● **DATA FOR THIS TASK**:

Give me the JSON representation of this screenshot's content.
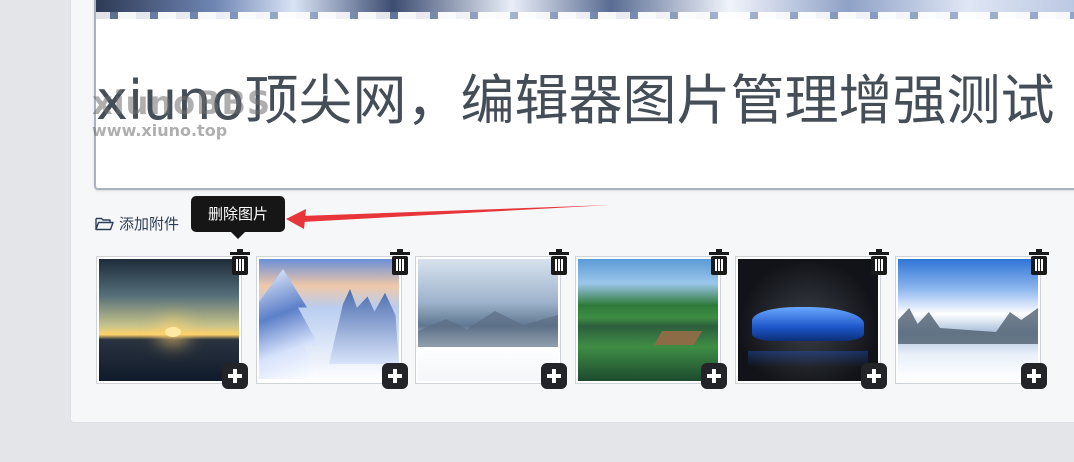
{
  "editor": {
    "headline": "xiuno顶尖网，编辑器图片管理增强测试"
  },
  "watermark": {
    "logo": "xiunoBBS",
    "url": "www.xiuno.top"
  },
  "attachments": {
    "add_label": "添加附件",
    "tooltip": "删除图片",
    "images": [
      {
        "name": "sunset-over-sea",
        "delete_icon": "trash-icon",
        "insert_icon": "plus-icon"
      },
      {
        "name": "snowy-trees",
        "delete_icon": "trash-icon",
        "insert_icon": "plus-icon"
      },
      {
        "name": "snowy-mountain",
        "delete_icon": "trash-icon",
        "insert_icon": "plus-icon"
      },
      {
        "name": "green-lake",
        "delete_icon": "trash-icon",
        "insert_icon": "plus-icon"
      },
      {
        "name": "blue-sports-car",
        "delete_icon": "trash-icon",
        "insert_icon": "plus-icon"
      },
      {
        "name": "winter-lake",
        "delete_icon": "trash-icon",
        "insert_icon": "plus-icon"
      }
    ]
  },
  "colors": {
    "annotation_arrow": "#e8353a",
    "tooltip_bg": "#161616",
    "icon_bg": "#222428"
  }
}
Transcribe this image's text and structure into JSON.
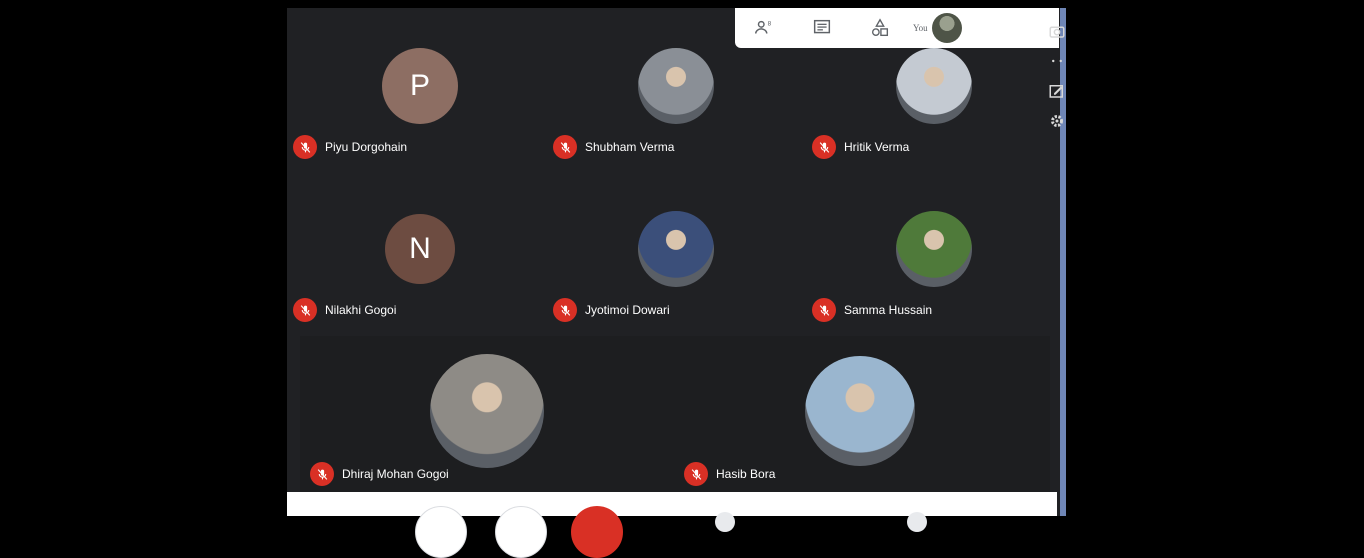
{
  "header": {
    "you_label": "You",
    "icons": [
      "participants-icon",
      "chat-icon",
      "activities-icon"
    ]
  },
  "participants": [
    {
      "name": "Piyu Dorgohain",
      "initial": "P",
      "avatar_color": "#8d6e63",
      "muted": true
    },
    {
      "name": "Shubham Verma",
      "initial": "",
      "avatar_color": "#8a8f96",
      "muted": true
    },
    {
      "name": "Hritik Verma",
      "initial": "",
      "avatar_color": "#c4cad2",
      "muted": true
    },
    {
      "name": "Nilakhi Gogoi",
      "initial": "N",
      "avatar_color": "#6d4c41",
      "muted": true
    },
    {
      "name": "Jyotimoi Dowari",
      "initial": "",
      "avatar_color": "#3b4f7a",
      "muted": true
    },
    {
      "name": "Samma Hussain",
      "initial": "",
      "avatar_color": "#4f7a3a",
      "muted": true
    },
    {
      "name": "Dhiraj Mohan Gogoi",
      "initial": "",
      "avatar_color": "#8e8b86",
      "muted": true
    },
    {
      "name": "Hasib Bora",
      "initial": "",
      "avatar_color": "#9ab6cf",
      "muted": true
    }
  ],
  "colors": {
    "muted_red": "#d93025",
    "meet_bg": "#202124",
    "side_accent": "#6f86b6"
  }
}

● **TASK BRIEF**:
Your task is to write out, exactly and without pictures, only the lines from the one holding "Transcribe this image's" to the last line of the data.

● **SOLVED PROBLEM**:
Transcribe this image's text and structure into JSON.
{
  "header": {
    "you_label": "You",
    "icons": [
      "participants-icon",
      "chat-icon",
      "activities-icon"
    ]
  },
  "participants": [
    {
      "name": "Piyu Dorgohain",
      "initial": "P",
      "avatar_color": "#8d6e63",
      "muted": true
    },
    {
      "name": "Shubham Verma",
      "initial": "",
      "avatar_color": "#8a8f96",
      "muted": true
    },
    {
      "name": "Hritik Verma",
      "initial": "",
      "avatar_color": "#c4cad2",
      "muted": true
    },
    {
      "name": "Nilakhi Gogoi",
      "initial": "N",
      "avatar_color": "#6d4c41",
      "muted": true
    },
    {
      "name": "Jyotimoi Dowari",
      "initial": "",
      "avatar_color": "#3b4f7a",
      "muted": true
    },
    {
      "name": "Samma Hussain",
      "initial": "",
      "avatar_color": "#4f7a3a",
      "muted": true
    },
    {
      "name": "Dhiraj Mohan Gogoi",
      "initial": "",
      "avatar_color": "#8e8b86",
      "muted": true
    },
    {
      "name": "Hasib Bora",
      "initial": "",
      "avatar_color": "#9ab6cf",
      "muted": true
    }
  ],
  "colors": {
    "muted_red": "#d93025",
    "meet_bg": "#202124",
    "side_accent": "#6f86b6"
  }
}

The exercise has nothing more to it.